Chronologically between Modesty Blaise (with whom it shares a composer and Clive Revill) and Barbarella, its attitude fits there too. To modern eyes, Fathom is very passive, doing little except run; a little karate would have helped. It’s all hugely Sixties, wouldn’t stand the slightest scrutiny, and wobbles precariously near camp – as you’d expect from the original Batman director. The music is excruciatingly easy-listening: at one point, Welch halts it by taking the needle off a record, and I hoped that’d be a running gag. I was disappointed, but just can’t bring myself to dislike any movie with explosive ear-rings.

Dir: Leslie H. Martinson
Star: Racquel Welch, Tony Franciosa, Ronald Fraser, Richard Briers

Dead Men Can’t Dance


“Army women are only twist to very routine action flick.”

Plotwise, this is a by-the-numbers action thriller about a special forces group on a mission in the Korean Demilitarised Zone, who get embroiled in a CIA operation to retrieve nuclear triggers. Why it merits any coverage here, is because their command structure is matriarchal, from Brigadier General Burke (Zabriskie), through their operational leader and former agency operative Victoria Elliot (York), down to Staff Sergeant Rhodes (Barbara Eve Harris), who could give R. Lee Ermey a run for his money – Ermey, incidentally, turns up as the CIA boss.

This does add a nice bit of sexual tension to matters, as the leader of the CIA team is Elliot’s lover, played by Michael Biehn – what are the odds against that? Characters like Zabriskie and Harris are fun to watch; however, the action is lacklustre, consisting largely of running around and firing automatic weapons, while the plot is painfully obvious – helpful of the Koreans to build their nuclear facility within convenient walking distance of the border. Still, had to laugh at the reason for betrayal given by the (inevitable!) CIA traitor: “large sums of hard cash, what else?”.

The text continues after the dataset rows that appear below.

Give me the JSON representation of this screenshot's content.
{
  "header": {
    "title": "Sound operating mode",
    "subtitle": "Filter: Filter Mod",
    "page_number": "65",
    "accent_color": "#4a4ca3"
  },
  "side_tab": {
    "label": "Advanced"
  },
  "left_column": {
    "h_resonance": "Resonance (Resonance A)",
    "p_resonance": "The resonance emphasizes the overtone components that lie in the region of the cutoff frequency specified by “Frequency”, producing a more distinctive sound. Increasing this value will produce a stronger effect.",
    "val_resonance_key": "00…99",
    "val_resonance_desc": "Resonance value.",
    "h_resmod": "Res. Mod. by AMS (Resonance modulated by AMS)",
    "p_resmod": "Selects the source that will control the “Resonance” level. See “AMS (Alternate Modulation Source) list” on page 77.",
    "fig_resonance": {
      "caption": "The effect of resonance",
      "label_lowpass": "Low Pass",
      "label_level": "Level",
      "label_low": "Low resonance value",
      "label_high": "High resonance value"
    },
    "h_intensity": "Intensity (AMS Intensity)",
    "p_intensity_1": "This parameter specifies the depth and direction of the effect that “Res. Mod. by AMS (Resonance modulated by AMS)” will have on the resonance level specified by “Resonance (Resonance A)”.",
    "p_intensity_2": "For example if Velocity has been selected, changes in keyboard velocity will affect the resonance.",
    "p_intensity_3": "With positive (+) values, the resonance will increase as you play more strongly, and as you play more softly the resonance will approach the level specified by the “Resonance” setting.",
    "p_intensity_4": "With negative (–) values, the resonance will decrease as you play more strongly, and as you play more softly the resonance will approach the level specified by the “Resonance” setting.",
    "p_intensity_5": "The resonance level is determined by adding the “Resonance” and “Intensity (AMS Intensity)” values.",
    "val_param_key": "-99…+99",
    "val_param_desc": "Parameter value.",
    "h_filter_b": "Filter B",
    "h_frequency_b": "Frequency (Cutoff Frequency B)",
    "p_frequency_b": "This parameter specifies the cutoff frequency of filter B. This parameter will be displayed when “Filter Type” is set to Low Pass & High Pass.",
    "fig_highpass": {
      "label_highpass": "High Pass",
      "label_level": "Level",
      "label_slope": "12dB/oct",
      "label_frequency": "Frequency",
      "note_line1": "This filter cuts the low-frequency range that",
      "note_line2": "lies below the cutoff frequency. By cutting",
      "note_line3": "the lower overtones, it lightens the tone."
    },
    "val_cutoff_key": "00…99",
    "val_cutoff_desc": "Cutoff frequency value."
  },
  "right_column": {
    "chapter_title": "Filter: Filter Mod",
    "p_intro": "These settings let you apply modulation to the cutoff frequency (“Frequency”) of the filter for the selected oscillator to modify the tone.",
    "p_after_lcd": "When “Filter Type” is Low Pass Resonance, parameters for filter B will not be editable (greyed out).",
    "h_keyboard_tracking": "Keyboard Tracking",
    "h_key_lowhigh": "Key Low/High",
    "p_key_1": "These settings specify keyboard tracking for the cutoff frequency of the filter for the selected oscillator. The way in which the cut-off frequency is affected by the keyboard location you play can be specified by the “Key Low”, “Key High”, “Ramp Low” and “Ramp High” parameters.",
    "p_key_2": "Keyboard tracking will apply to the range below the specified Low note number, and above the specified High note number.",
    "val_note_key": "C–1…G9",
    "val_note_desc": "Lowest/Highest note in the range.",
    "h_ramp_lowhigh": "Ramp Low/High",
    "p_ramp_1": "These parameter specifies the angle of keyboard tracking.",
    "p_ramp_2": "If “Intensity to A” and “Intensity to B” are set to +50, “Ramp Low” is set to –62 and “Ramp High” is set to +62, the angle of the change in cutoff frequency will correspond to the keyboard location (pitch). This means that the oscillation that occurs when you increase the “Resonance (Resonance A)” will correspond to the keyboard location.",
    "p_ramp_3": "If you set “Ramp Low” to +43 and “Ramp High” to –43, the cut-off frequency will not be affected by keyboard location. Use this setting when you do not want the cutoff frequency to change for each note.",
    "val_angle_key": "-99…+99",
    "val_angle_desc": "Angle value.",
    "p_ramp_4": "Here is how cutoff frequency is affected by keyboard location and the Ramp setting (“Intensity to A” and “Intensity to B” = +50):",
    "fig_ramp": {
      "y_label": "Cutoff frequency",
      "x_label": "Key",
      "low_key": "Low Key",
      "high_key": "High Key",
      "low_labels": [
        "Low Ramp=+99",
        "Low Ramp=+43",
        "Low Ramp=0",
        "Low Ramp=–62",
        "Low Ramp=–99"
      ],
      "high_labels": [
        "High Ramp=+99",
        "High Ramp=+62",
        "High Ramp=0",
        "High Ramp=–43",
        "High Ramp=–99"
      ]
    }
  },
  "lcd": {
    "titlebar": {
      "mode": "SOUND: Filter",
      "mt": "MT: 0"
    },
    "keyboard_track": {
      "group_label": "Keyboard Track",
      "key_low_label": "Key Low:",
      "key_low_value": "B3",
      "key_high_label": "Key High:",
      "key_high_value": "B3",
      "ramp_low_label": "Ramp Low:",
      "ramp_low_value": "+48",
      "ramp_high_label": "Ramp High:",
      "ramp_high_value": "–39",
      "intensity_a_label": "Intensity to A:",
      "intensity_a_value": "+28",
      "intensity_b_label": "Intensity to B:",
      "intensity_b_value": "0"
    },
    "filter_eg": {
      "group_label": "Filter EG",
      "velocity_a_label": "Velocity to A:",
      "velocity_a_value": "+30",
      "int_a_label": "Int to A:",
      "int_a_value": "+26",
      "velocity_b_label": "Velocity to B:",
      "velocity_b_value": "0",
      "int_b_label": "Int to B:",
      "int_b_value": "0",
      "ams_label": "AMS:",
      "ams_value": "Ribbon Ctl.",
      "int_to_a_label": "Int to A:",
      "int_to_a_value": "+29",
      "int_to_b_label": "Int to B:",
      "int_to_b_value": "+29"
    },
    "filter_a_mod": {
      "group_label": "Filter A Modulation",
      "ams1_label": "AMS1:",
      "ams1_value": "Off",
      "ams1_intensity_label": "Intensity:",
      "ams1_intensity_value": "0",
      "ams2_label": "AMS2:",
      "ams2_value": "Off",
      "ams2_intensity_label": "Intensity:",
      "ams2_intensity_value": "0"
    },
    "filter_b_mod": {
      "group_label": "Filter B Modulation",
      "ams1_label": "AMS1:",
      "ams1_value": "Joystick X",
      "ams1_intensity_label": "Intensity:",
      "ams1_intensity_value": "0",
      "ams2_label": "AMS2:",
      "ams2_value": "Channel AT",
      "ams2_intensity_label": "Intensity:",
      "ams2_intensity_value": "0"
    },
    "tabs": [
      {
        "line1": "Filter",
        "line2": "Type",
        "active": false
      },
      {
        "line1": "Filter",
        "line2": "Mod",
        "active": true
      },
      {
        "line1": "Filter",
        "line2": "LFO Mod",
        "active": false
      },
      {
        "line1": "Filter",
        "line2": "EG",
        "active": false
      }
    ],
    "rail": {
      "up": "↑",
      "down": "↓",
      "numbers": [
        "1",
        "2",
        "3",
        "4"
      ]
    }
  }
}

Dir: Steve Anderson
Star: Kathleen York, Michael Biehn, Adrian Paul, Grace Zabriskie

Cleopatra Jones


“Blaxploitation goes bigtime.”

The success of independent blaxploitation films inevitably let to the major studios trying to cash in, and this applied to both sexes. Jones was their response, with 6’2″ Tamara Dobson over-filling Pam Grier’s shoes, as the special agent taking on dyke drug queen Mama (Winters, chewing scenery atrociously) and police corruption, at home and abroad (“Turkey”, supposedly – I wasn’t convinced).

Still, they’ve clearly thrown a lot of money at this, and Dobson has presence in a Grace Jones sort of way, if not perhaps much acting talent. She can’t do kung-fu for toffee either, but when Shelley Winters is your nemesis, how well do you need to fight? She can spray automatic weaponry with the best of them, however, and her car – a midnight blue Corvette Stingray with a customised hydraulic roof (to avoid messing up the ‘fro), and a secret arsenal in the door panel – is also fabulous, perhaps the best ever owned by a female action heroine.

Fargas, later to make his mark as Huggy Bear in Starsky and Hutch, pimps memorably as Doodlebug, a role he’d later parody in I’m Gonna Git You, Sucka, and despite its studio origins, didn’t sell out to The Man as much as I expected. Can’t help wishing they’d used Pam Grier though; she deserved the production values on show here, and they deserve a better actress than Dobson.

Dir: Jack Starrett
Star: Tamara Dobson, Shelley Winters, Antonio Fargas, Bernie Casey